Over the past two generations, particularly among many college grads, the 20s have become a sort of netherworld between adolescence and adulthood. Job-switching is common, and with it, periods of voluntary, transitional unemployment. And as marriage and parenthood have receded farther into the future, the first years after college have become, arguably, more carefree. In this recession, the term funemployment has gained some currency among single 20-somethings, prompting a small raft of youth-culture stories in the Los Angeles Times and San Francisco Weekly, on Gawker, and in other venues.
Most of the people interviewed in these stories seem merely to be trying to stay positive and make the best of a bad situation. They note that it’s a good time to reevaluate career choices; that since joblessness is now so common among their peers, it has lost much of its stigma; and that since they don’t have mortgages or kids, they have flexibility, and in this respect, they are lucky. All of this sounds sensible enough—it is intuitive to think that youth will be spared the worst of the recession’s scars.
But in fact a whole generation of young adults is likely to see its life chances permanently diminished by this recession. Lisa Kahn, an economist at Yale, has studied the impact of recessions on the lifetime earnings of young workers. In one recent study, she followed the career paths of white men who graduated from college between 1979 and 1989. She found that, all else equal, for every one-percentage-point increase in the national unemployment rate, the starting income of new graduates fell by as much as 7 percent; the unluckiest graduates of the decade, who emerged into the teeth of the 1981–82 recession, made roughly 25 percent less in their first year than graduates who stepped into boom times.
But what’s truly remarkable is the persistence of the earnings gap. Five, 10, 15 years after graduation, after untold promotions and career changes spanning booms and busts, the unlucky graduates never closed the gap.
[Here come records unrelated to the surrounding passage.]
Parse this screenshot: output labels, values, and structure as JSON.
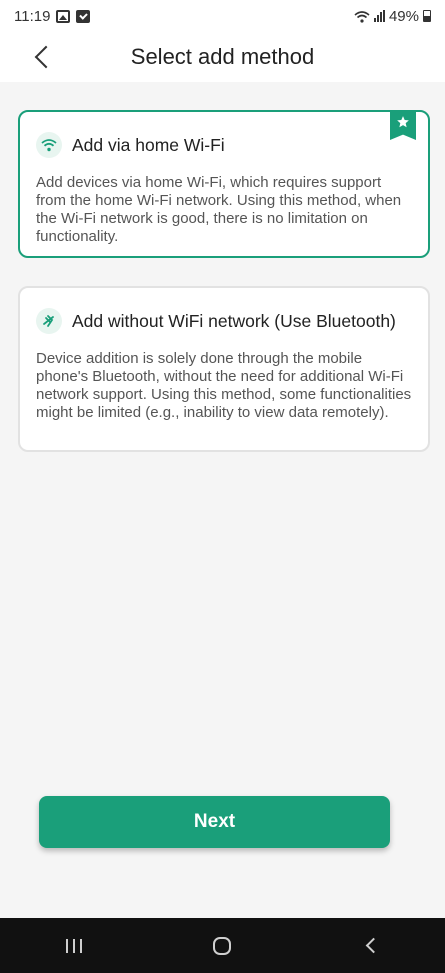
{
  "status_bar": {
    "time": "11:19",
    "battery": "49%"
  },
  "header": {
    "title": "Select add method"
  },
  "methods": [
    {
      "title": "Add via home Wi-Fi",
      "description": "Add devices via home Wi-Fi, which requires support from the home Wi-Fi network. Using this method, when the Wi-Fi network is good, there is no limitation on functionality.",
      "icon": "wifi-icon",
      "selected": true
    },
    {
      "title": "Add without WiFi network (Use Bluetooth)",
      "description": "Device addition is solely done through the mobile phone's Bluetooth, without the need for additional Wi-Fi network support. Using this method, some functionalities might be limited (e.g., inability to view data remotely).",
      "icon": "bluetooth-icon",
      "selected": false
    }
  ],
  "next_button": {
    "label": "Next"
  },
  "colors": {
    "accent": "#1a9f7a",
    "background": "#f5f5f5",
    "nav_bar": "#111111"
  }
}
Seventeen years after graduation, those who had entered the workforce during inhospitable times were still earning 10 percent less on average than those who had emerged into a more bountiful climate. When you add up all the earnings losses over the years, Kahn says, it’s as if the lucky graduates had been given a gift of about $100,000, adjusted for inflation, immediately upon graduation—or, alternatively, as if the unlucky ones had been saddled with a debt of the same size.
When Kahn looked more closely at the unlucky graduates at mid-career, she found some surprising characteristics. They were significantly less likely to work in professional occupations or other prestigious spheres. And they clung more tightly to their jobs: average job tenure was unusually long. People who entered the workforce during the recession “didn’t switch jobs as much, and particularly for young workers, that’s how you increase wages,” Kahn told me. This behavior may have resulted from a lingering risk aversion, born of a tough start. But a lack of opportunities may have played a larger role, she said: when you’re forced to start work in a particularly low-level job or unsexy career, it’s easy for other employers to dismiss you as having low potential. Moving up, or moving on to something different and better, becomes more difficult...
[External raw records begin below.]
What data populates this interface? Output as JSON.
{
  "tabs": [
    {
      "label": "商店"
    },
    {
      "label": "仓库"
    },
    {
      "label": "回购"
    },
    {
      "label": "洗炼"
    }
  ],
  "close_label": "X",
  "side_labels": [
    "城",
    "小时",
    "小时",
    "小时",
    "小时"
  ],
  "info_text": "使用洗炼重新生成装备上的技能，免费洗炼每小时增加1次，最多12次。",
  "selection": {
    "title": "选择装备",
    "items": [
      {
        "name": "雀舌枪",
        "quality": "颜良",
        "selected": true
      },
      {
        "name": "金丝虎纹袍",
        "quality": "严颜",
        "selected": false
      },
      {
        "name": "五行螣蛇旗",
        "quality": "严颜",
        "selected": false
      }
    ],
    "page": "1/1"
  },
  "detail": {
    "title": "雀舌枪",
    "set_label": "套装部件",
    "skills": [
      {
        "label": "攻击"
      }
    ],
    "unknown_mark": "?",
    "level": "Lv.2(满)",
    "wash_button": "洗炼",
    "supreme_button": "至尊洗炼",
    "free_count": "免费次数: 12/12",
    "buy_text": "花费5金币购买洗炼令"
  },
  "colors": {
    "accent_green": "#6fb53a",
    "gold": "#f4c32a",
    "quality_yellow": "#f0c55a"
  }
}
Strong evidence suggests that people who don’t find solid roots in the job market within a year or two have a particularly hard time righting themselves. In part, that’s because many of them become different—and damaged—people. Krysia Mossakowski, a sociologist at the University of Miami, has found that in young adults, long bouts of unemployment provoke long-lasting changes in behavior and mental health. “Some people say, ‘Oh, well, they’re young, they’re in and out of the workforce, so unemployment shouldn’t matter much psychologically,’” Mossakowski told me. “But that isn’t true.”
Examining national longitudinal data, Mossakowski has found that people who were unemployed for long periods in their teens or early 20s are far more likely to develop a habit of heavy drinking (five or more drinks in one sitting) by the time they approach middle age. They are also more likely to develop depressive symptoms. Prior drinking behavior and psychological history do not explain these problems—they result from unemployment itself. And the problems are not limited to those who never find steady work; they show up quite strongly as well in people who are later working regularly.
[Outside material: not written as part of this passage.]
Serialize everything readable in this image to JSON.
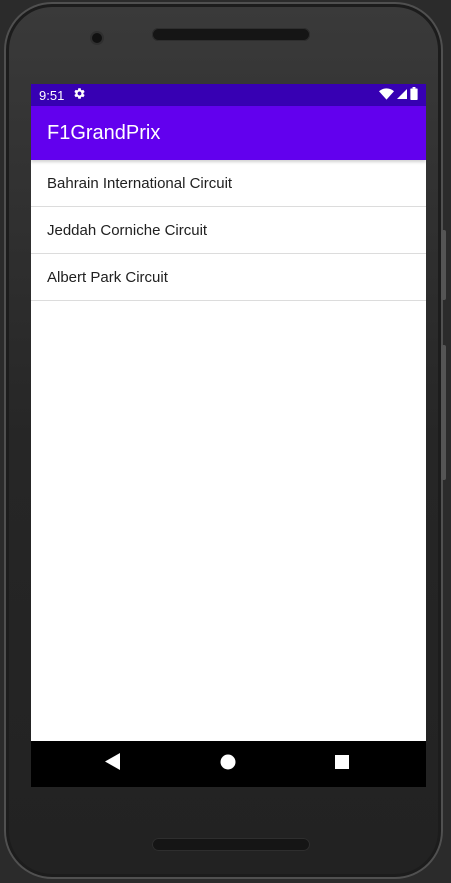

"IGMFU" is a horrendous social policy, and clearly creates more suffering than a bit of all around social compassion.
And, reading further into the article, the culture of "everybody gets a prize" seems to have made many in American culture particularly resistant to being able to go it on their own.
That's frustrating to those who have to manage them, especially those of us who were "thrown into the pool to see if we could swim."
There's cruelty out of deep kindness and there's cruelty out of ignorant greed and hatred.